Encounters With the Superfan
September 17, 2012 by Corrie Trouw • Print Story •
Two weeks ago, I made the trek back to my alma mater to see Urban Meyer's debut as Ohio State head football coach. It was a humid, overcast day made even stickier by the typical throng of fans on campus for game day. Freshmen in their first weeks away from home sported fresh-from-the-bookstore official jerseys, while older fans wore a mix of off-brand team gear and time-faded lucky t-shirts.
As I made my way toward the stadium along Lane Avenue, a familiar figure emerged from the scarlet-clad sea of humanity. His white cowboy hat and cape were unmistakeable, but it was his Kool-aid red mustache that confirmed his identity. I was standing face-to-face with Buck-i-Guy.
A split second after recognizing the omnipresent OSU fan, my brain searched for the appropriate reaction. Cell phone picture? Heckling? Spirited High-five? (Clearly man has not adapted his fight-or-flight response to the 21st century.)
Still puzzled, I shuffled through the crowd to my seat, but some part of me was haunted by that visage of superfandom. Is Buck-i-Guy a better fan than I? Should I care? And most of all, why in the name of Vic Janowitz would anyone do that every Saturday for three months?
Jerry Seinfeld famously joked that sports fans root for laundry, but nowhere is that truer than in college football where players have shorter shelf-lives than presidents. And considering that most of us experience these players no more than 14 times in each of those years, the relationship is especially short.
But the college football fan-player relationship is strangely intense. The players' decisions to come to our schools are causes for celebration, rumors of practice exploits titillate us, and their best moments bring many of us to outright ecstasy. In extreme cases, it even causes a few to wear cowboy hats, capes, and, yes, dye their mustaches. To those outside sports fandom, it must seem bizarre.
A week after my trip to the Horseshoe, I watched OSU's second game against Central Florida at home on TV. I had the game on as background noise while I did some work when Joey Galloway, the former Buckeye wide receiver and new ESPN color commentator, revealed something that floored me. Galloway told the national audience that he saw the Ohio State Marching Band's "Script Ohio" routine for the first time that day.
The OSU band is one of the most famous college bands in the country, even getting a shout out from Jim Tressel after the Buckeyes won the 2002 national championship. They perform their gradual march into a script formation of "Ohio" before or at halftime of every home game. Somehow one of the stars of recent Ohio State history had missed one of the core traditions virtually every Buckeye fan has seen in person or during broadcasts. The version of Ohio State football Galloway knows did not include a core piece of tradition from the version so many Buckeye fans love.

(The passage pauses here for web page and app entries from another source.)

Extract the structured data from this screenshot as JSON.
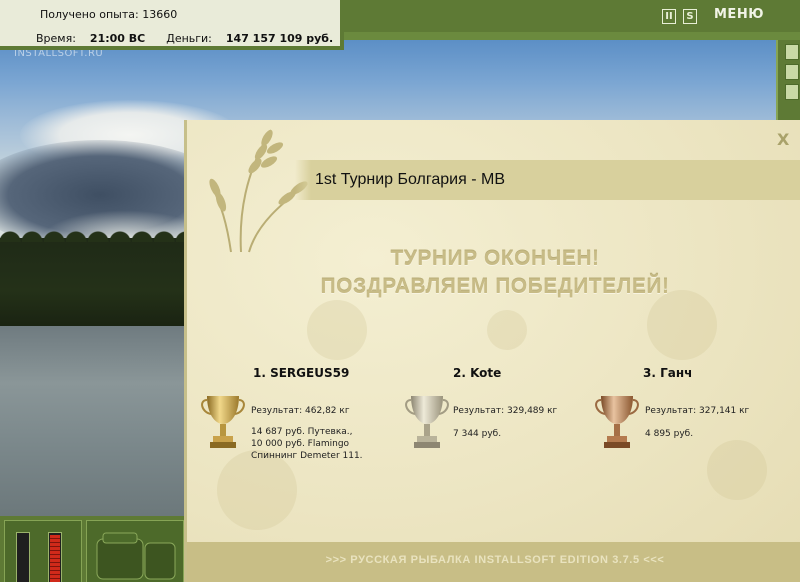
{
  "hud": {
    "experience_label": "Получено опыта:",
    "experience_value": "13660",
    "time_label": "Время:",
    "time_value": "21:00 ВС",
    "money_label": "Деньги:",
    "money_value": "147 157 109 руб."
  },
  "watermark": "INSTALLSOFT.RU",
  "topbar": {
    "pause_glyph": "II",
    "save_glyph": "S",
    "menu_label": "МЕНЮ"
  },
  "dialog": {
    "close_glyph": "X",
    "title": "1st Турнир Болгария - МВ",
    "headline_line1": "ТУРНИР ОКОНЧЕН!",
    "headline_line2": "ПОЗДРАВЛЯЕМ ПОБЕДИТЕЛЕЙ!",
    "winners": [
      {
        "place_name": "1. SERGEUS59",
        "result": "Результат: 462,82 кг",
        "prize_lines": [
          "14 687 руб. Путевка.,",
          "10 000 руб. Flamingo",
          "Спиннинг Demeter 111."
        ],
        "trophy": "gold-trophy"
      },
      {
        "place_name": "2. Kote",
        "result": "Результат: 329,489 кг",
        "prize_lines": [
          "7 344 руб."
        ],
        "trophy": "silver-trophy"
      },
      {
        "place_name": "3. Ганч",
        "result": "Результат: 327,141 кг",
        "prize_lines": [
          "4 895 руб."
        ],
        "trophy": "bronze-trophy"
      }
    ],
    "footer": ">>> РУССКАЯ РЫБАЛКА INSTALLSOFT EDITION 3.7.5 <<<"
  },
  "colors": {
    "frame_green": "#5e7a35",
    "parchment": "#efe9c7",
    "headline": "#c7bb86",
    "gold": "#c9a24a",
    "silver": "#b9b39a",
    "bronze": "#b47a4e"
  }
}
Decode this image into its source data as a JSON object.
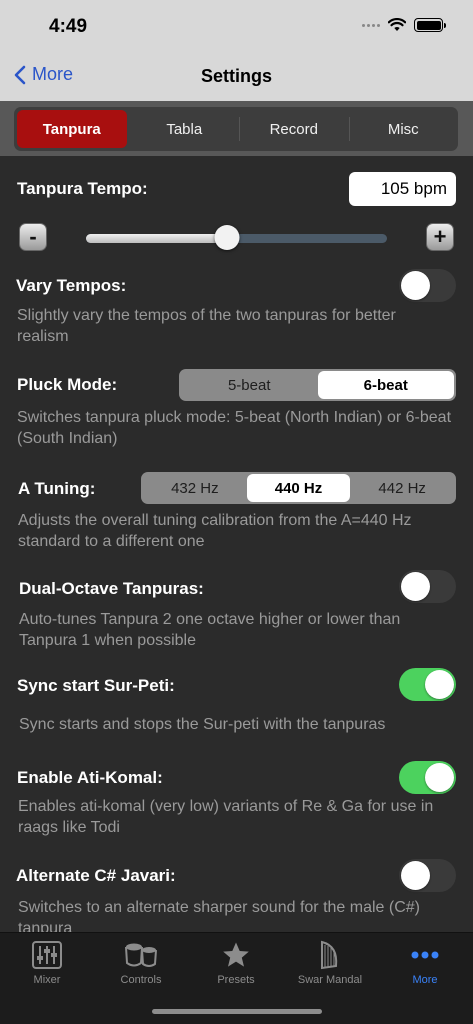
{
  "status": {
    "time": "4:49"
  },
  "nav": {
    "back_label": "More",
    "title": "Settings"
  },
  "tabs": [
    {
      "label": "Tanpura",
      "active": true
    },
    {
      "label": "Tabla",
      "active": false
    },
    {
      "label": "Record",
      "active": false
    },
    {
      "label": "Misc",
      "active": false
    }
  ],
  "tempo": {
    "label": "Tanpura Tempo:",
    "value": "105 bpm",
    "minus": "-",
    "plus": "+",
    "slider_fraction": 0.47
  },
  "vary_tempos": {
    "label": "Vary Tempos:",
    "on": false,
    "desc": "Slightly vary the tempos of the two tanpuras for better realism"
  },
  "pluck_mode": {
    "label": "Pluck Mode:",
    "options": [
      "5-beat",
      "6-beat"
    ],
    "selected": "6-beat",
    "desc": "Switches tanpura pluck mode: 5-beat (North Indian) or 6-beat (South Indian)"
  },
  "a_tuning": {
    "label": "A Tuning:",
    "options": [
      "432 Hz",
      "440 Hz",
      "442 Hz"
    ],
    "selected": "440 Hz",
    "desc": "Adjusts the overall tuning calibration from the A=440 Hz standard to a different one"
  },
  "dual_octave": {
    "label": "Dual-Octave Tanpuras:",
    "on": false,
    "desc": "Auto-tunes Tanpura 2 one octave higher or lower than Tanpura 1 when possible"
  },
  "sync_start": {
    "label": "Sync start Sur-Peti:",
    "on": true,
    "desc": "Sync starts and stops the Sur-peti with the tanpuras"
  },
  "ati_komal": {
    "label": "Enable Ati-Komal:",
    "on": true,
    "desc": "Enables ati-komal (very low) variants of Re & Ga for use in raags like Todi"
  },
  "alt_javari": {
    "label": "Alternate C# Javari:",
    "on": false,
    "desc": "Switches to an alternate sharper sound for the male (C#) tanpura"
  },
  "tabbar": [
    {
      "label": "Mixer",
      "icon": "mixer-icon",
      "active": false
    },
    {
      "label": "Controls",
      "icon": "drums-icon",
      "active": false
    },
    {
      "label": "Presets",
      "icon": "star-icon",
      "active": false
    },
    {
      "label": "Swar Mandal",
      "icon": "harp-icon",
      "active": false
    },
    {
      "label": "More",
      "icon": "more-dots-icon",
      "active": true
    }
  ],
  "colors": {
    "accent_red": "#a80f0f",
    "toggle_on": "#4cd25e",
    "link_blue": "#2a55c9",
    "tab_active_blue": "#3a82f7"
  }
}
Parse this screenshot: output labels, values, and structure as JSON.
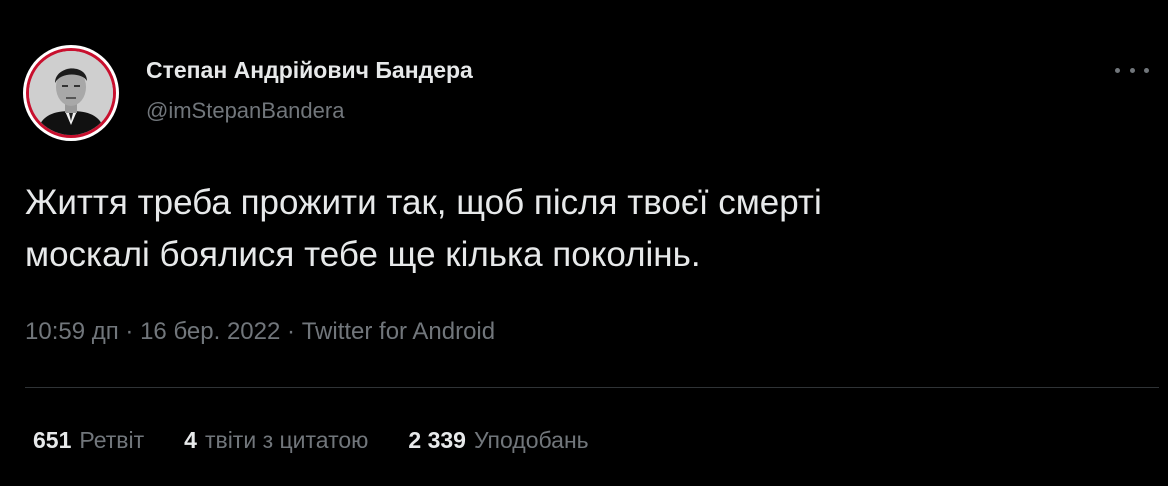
{
  "colors": {
    "background": "#000000",
    "text_primary": "#e7e9ea",
    "text_secondary": "#71767b",
    "divider": "#2f3336",
    "avatar_ring": "#c8102e"
  },
  "author": {
    "display_name": "Степан Андрійович Бандера",
    "handle": "@imStepanBandera",
    "avatar_icon": "profile-photo"
  },
  "menu": {
    "icon": "more-horizontal-icon"
  },
  "tweet": {
    "lines": [
      "Життя треба прожити так, щоб після твоєї смерті",
      "москалі боялися тебе ще кілька поколінь."
    ],
    "time": "10:59 дп",
    "separator": "·",
    "date": "16 бер. 2022",
    "source": "Twitter for Android"
  },
  "stats": {
    "retweets": {
      "count": "651",
      "label": "Ретвіт"
    },
    "quotes": {
      "count": "4",
      "label": "твіти з цитатою"
    },
    "likes": {
      "count": "2 339",
      "label": "Уподобань"
    }
  }
}
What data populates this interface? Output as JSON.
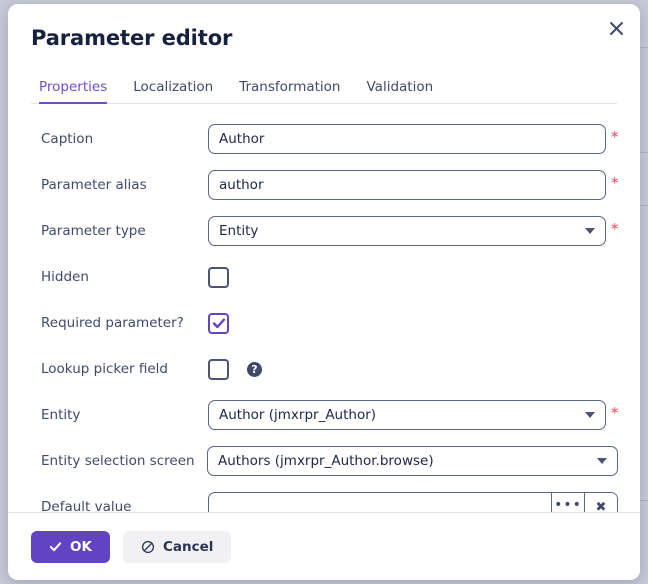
{
  "dialog": {
    "title": "Parameter editor",
    "close_icon": "close-icon"
  },
  "tabs": [
    {
      "label": "Properties",
      "active": true
    },
    {
      "label": "Localization",
      "active": false
    },
    {
      "label": "Transformation",
      "active": false
    },
    {
      "label": "Validation",
      "active": false
    }
  ],
  "form": {
    "caption": {
      "label": "Caption",
      "value": "Author",
      "placeholder": "",
      "required_marker": "*"
    },
    "parameter_alias": {
      "label": "Parameter alias",
      "value": "author",
      "placeholder": "",
      "required_marker": "*"
    },
    "parameter_type": {
      "label": "Parameter type",
      "value": "Entity",
      "required_marker": "*"
    },
    "hidden": {
      "label": "Hidden",
      "checked": false
    },
    "required_parameter": {
      "label": "Required parameter?",
      "checked": true
    },
    "lookup_picker_field": {
      "label": "Lookup picker field",
      "checked": false,
      "help_glyph": "?"
    },
    "entity": {
      "label": "Entity",
      "value": "Author (jmxrpr_Author)",
      "required_marker": "*"
    },
    "entity_selection_screen": {
      "label": "Entity selection screen",
      "value": "Authors (jmxrpr_Author.browse)"
    },
    "default_value": {
      "label": "Default value",
      "value": "",
      "placeholder": "",
      "browse_glyph": "•••",
      "clear_glyph": "✖"
    }
  },
  "footer": {
    "ok_label": "OK",
    "ok_icon": "check-icon",
    "cancel_label": "Cancel",
    "cancel_icon": "ban-icon"
  },
  "colors": {
    "accent": "#6243c4",
    "tab_active": "#6f4ec9",
    "required": "#e8455f",
    "label_text": "#3f4a6b",
    "title_text": "#17203f",
    "border": "#5a6687",
    "backdrop": "#c7cad8"
  }
}
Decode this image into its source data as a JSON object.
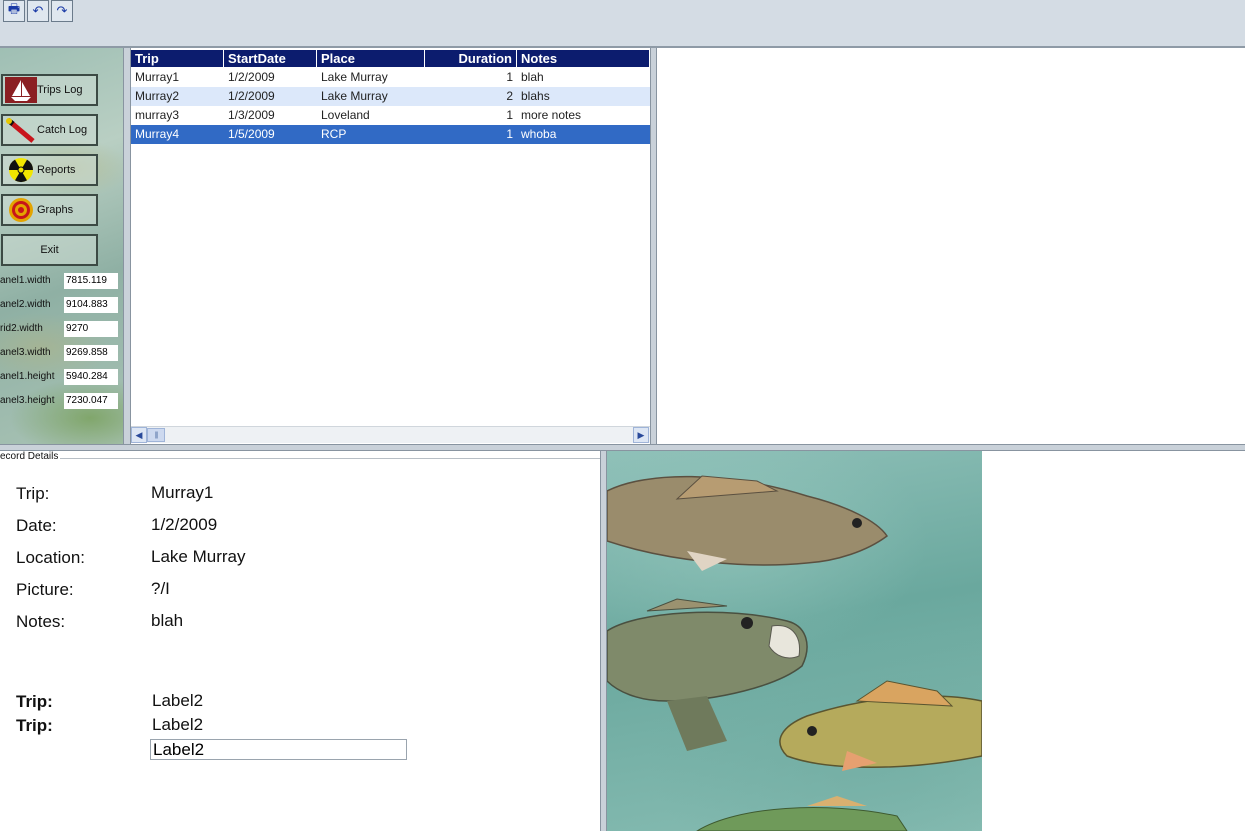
{
  "toolbar": {
    "buttons": [
      {
        "name": "print-icon",
        "glyph": "🖶"
      },
      {
        "name": "undo-icon",
        "glyph": "↶"
      },
      {
        "name": "redo-icon",
        "glyph": "↷"
      }
    ]
  },
  "nav": {
    "buttons": [
      {
        "label": "Trips Log",
        "icon": "sailboat-icon"
      },
      {
        "label": "Catch Log",
        "icon": "fishing-rod-icon"
      },
      {
        "label": "Reports",
        "icon": "radiation-icon"
      },
      {
        "label": "Graphs",
        "icon": "target-icon"
      },
      {
        "label": "Exit",
        "icon": ""
      }
    ]
  },
  "props": [
    {
      "label": "anel1.width",
      "value": "7815.119"
    },
    {
      "label": "anel2.width",
      "value": "9104.883"
    },
    {
      "label": "rid2.width",
      "value": "9270"
    },
    {
      "label": "anel3.width",
      "value": "9269.858"
    },
    {
      "label": "anel1.height",
      "value": "5940.284"
    },
    {
      "label": "anel3.height",
      "value": "7230.047"
    }
  ],
  "grid": {
    "columns": [
      "Trip",
      "StartDate",
      "Place",
      "Duration",
      "Notes"
    ],
    "rows": [
      [
        "Murray1",
        "1/2/2009",
        "Lake Murray",
        "1",
        "blah"
      ],
      [
        "Murray2",
        "1/2/2009",
        "Lake Murray",
        "2",
        "blahs"
      ],
      [
        "murray3",
        "1/3/2009",
        "Loveland",
        "1",
        "more notes"
      ],
      [
        "Murray4",
        "1/5/2009",
        "RCP",
        "1",
        "whoba"
      ]
    ],
    "selected_row": 3,
    "alt_row_color": "#dce8fa",
    "selected_color": "#316ac5"
  },
  "details": {
    "frame_label": "ecord Details",
    "fields": [
      {
        "label": "Trip:",
        "value": "Murray1"
      },
      {
        "label": "Date:",
        "value": "1/2/2009"
      },
      {
        "label": "Location:",
        "value": "Lake Murray"
      },
      {
        "label": "Picture:",
        "value": "?/Ι"
      },
      {
        "label": "Notes:",
        "value": "blah"
      }
    ],
    "extra1_label": "Trip:",
    "extra1_value": "Label2",
    "extra2_label": "Trip:",
    "extra2_value": "Label2",
    "textbox_value": "Label2"
  }
}
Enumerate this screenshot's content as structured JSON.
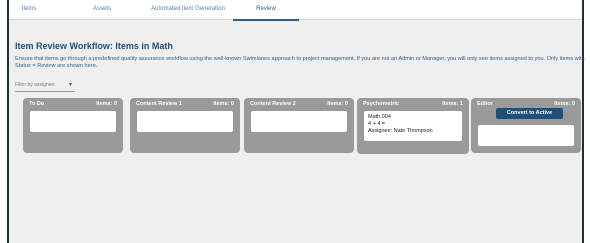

All of this brings us back to the red-mustached celebrity I walked by in Columbus two weeks ago. For most of us, three full months of obligatory Saturdays spent getting dressed up, fighting traffic, and staying in one place for hours is a lot to ask of our closest friends and family, let alone dozens of young strangers and a handful of grumpy workaholics. But for superfans, this is a calling.
On the surface, superfans like Buck-i-Guy seem like attention-seeking reality stars. They create a persona that gets them on TV, and in their own minds, they become a part of their team's game day experience. Really, we should pity them.
But on the other hand, who are we to judge the enthusiasm these men (shockingly, they're almost exclusively male)? If Joey Galloway's perception of OSU football is significantly different from mine, why shouldn't Buck-i-Guy's? The college football experience varies wildly, and there is no way to say anybody's is best.
We may not understand these self-made superfans. What, exactly, do they get out of the excessive investment of their identities? I have no idea, but I'm glad they are around. For all of their strange attempts to implant themselves into gameday tradition, there is something comforting about knowing someone takes these games more seriously than you.
Saturdays in the fall are special to college football fans of many shades. Does it really matter why?